By Andre Saraiva, UNSW

The Google Quantum AI team published a paper in Nature called “Exponential suppression of bit or phase errors with cyclic error correction”. This title is very well crafted, as it contains all the key information condensed in it. They achieve exponential suppression of errors, the holy grail of error correction (QEC). They do it with cyclically, which for the first time reveals the stability of QEC methods as one measures and resets ancilla qubits. But the most important word will pass unnoticed to the laymen: the use of “or” is a reminder of how hard it is to correct qubit errors. Only one type of error can be corrected at a time with a small number of qubits.

The paper is yet another timely and ground-breaking result obtained in Google’s Sycamore processor (see here a recent Qnalysis of an application of Sycamore on quantum chemistry). The team under Hartmut Neven explored the very complex subject of QEC in a clear, almost textbook manner. The technical challenges that had to be overcome are thoroughly discussed, ranging from the mundane crosstalk between nearby devices all the way to the – literally – otherworldly issue of high energy cosmic particles, which lead to spikes in error every now and then. This is the longest leap from the abstract theory of QEC to its practical implementation so far.

The exponential gain of accuracy with the number of qubits is, however, only achieved when aiming at addressing one type of error, either bit flips or phase flips. Measuring both simultaneously is much harder. This is related to the Heisenberg’s uncertainty principle, which is famously exemplified by one’s inability to simultaneously determine position and momentum of particles. A qubit is usually not encoded in position and momentum, but a similar uncertainty principle applies. Monitoring bit flips in an ancilla will disrupt its phase, such that it cannot be used to measure phase flips simultaneously. Following this logic further, one can convince themself that the only way to correct both types of errors is by arranging qubits in a two-dimensional grid, at a much higher cost of physical qubits per logical qubit. This is the basis of the family of QEC methods called surface codes. Reminding us all just how difficult full-fledged QEC is, this paper is an important service to the quantum computing community.

This also helps the general public understand that the comparison between qubit technologies cannot be boiled down to a single metric, like coherence time. The types of errors and strategies to circumvent such errors can have a huge impact on the overhead for QEC. For example, qubits with less errors, like ions in a trap, can lead to dramatic reductions on the size of logical qubits. But qubits that have only phase flips as the dominant error and only rarely incur in bit flips can be treated with methods that save resources by monitoring one kind of error more extensively than the other.
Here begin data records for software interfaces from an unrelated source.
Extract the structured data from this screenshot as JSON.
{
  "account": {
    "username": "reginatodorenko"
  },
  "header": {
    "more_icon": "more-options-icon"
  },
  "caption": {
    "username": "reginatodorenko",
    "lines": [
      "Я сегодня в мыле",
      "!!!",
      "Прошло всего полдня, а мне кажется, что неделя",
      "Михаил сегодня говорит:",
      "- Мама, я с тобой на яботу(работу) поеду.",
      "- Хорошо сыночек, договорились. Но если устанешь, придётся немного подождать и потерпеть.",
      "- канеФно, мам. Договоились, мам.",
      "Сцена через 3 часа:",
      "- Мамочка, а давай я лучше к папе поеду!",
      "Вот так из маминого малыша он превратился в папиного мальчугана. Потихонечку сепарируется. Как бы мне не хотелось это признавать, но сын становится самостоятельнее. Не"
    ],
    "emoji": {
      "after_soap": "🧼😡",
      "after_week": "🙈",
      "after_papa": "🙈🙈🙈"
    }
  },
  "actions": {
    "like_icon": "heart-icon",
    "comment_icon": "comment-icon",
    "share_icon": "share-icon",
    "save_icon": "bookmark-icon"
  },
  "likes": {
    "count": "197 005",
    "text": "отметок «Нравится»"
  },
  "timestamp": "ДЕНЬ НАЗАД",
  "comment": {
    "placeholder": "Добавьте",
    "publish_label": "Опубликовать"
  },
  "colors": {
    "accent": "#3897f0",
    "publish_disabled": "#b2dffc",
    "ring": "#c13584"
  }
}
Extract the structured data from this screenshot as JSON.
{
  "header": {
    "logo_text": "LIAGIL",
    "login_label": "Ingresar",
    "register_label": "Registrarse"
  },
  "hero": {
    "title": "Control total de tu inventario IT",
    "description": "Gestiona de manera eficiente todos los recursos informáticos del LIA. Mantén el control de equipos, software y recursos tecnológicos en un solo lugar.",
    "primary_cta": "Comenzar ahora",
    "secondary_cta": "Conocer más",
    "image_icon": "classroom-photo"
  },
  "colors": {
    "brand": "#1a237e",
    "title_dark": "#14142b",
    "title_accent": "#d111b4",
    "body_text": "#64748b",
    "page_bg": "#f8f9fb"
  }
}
Spins in silicon naturally have this bias in error rates, but this bias can also be engineered such as in Amazon’s proposal for cat-state qubits. Another potential advantage is to be able to entangle qubits that are not first nearest neighbours with fixed addresses in the processor array but are able to either move around (such as spins of electrons or ions in a trap) or be coupled at long range (such as in the collective movement of ions in a trap or by using flying qubits).

On the other hand, the difficulty of detecting and correcting two types of errors is an alert for certain qubit technologies. Two-dimensional scalability is a necessity, and most likely a connectivity better than just nearest neighbours will be of essence. Qubits that are distributed in a chain, such as spins in nanowires or ions in a linear trap, will not be able to scalably address the two main qubit error types. Other qubit technologies have very prominent additional errors, such as qubit loss in the case of photonic qubits or leakage for superconducting qubits.

So, what’s next?

From a technical point of view, Google manages to get their error rates low enough to start getting some advantage over single errors. But their analysis shows that the projected errors for a surface code (which would correct two error types) are still insufficient to guarantee exponential error suppression. Before the qubit quantity increases, there is some work to be done in qubit quality.

The biggest villain is the measure-and-reset step required to check if an error has occurred. This step is usually slow, which means that while an ancilla qubit is measured, the other data qubits are being exposed to errors. This is a bit of a “the emperor has no clothes” situation – several qubit platforms have a similar issue, some of them with catastrophically bad error rates, but this is swept under the rug known in the jargon as SPAM errors (state preparation and measurement). While in academic studies it is fine to work around these errors, ultimately errors in measure-an-reset incur costs in error correction that are in the same budget as all other types of errors. Significant emphasis should be put on these types of errors when comparing qubit platforms.

Dr. Saraiva has worked for over a decade providing theoretical solutions to problems in silicon spin quantum computation, as well as other quantum technologies. He works on MOS Silicon Quantum Dot research and commercially-oriented projects at the University of New South Wales (UNSW).

July 17, 2021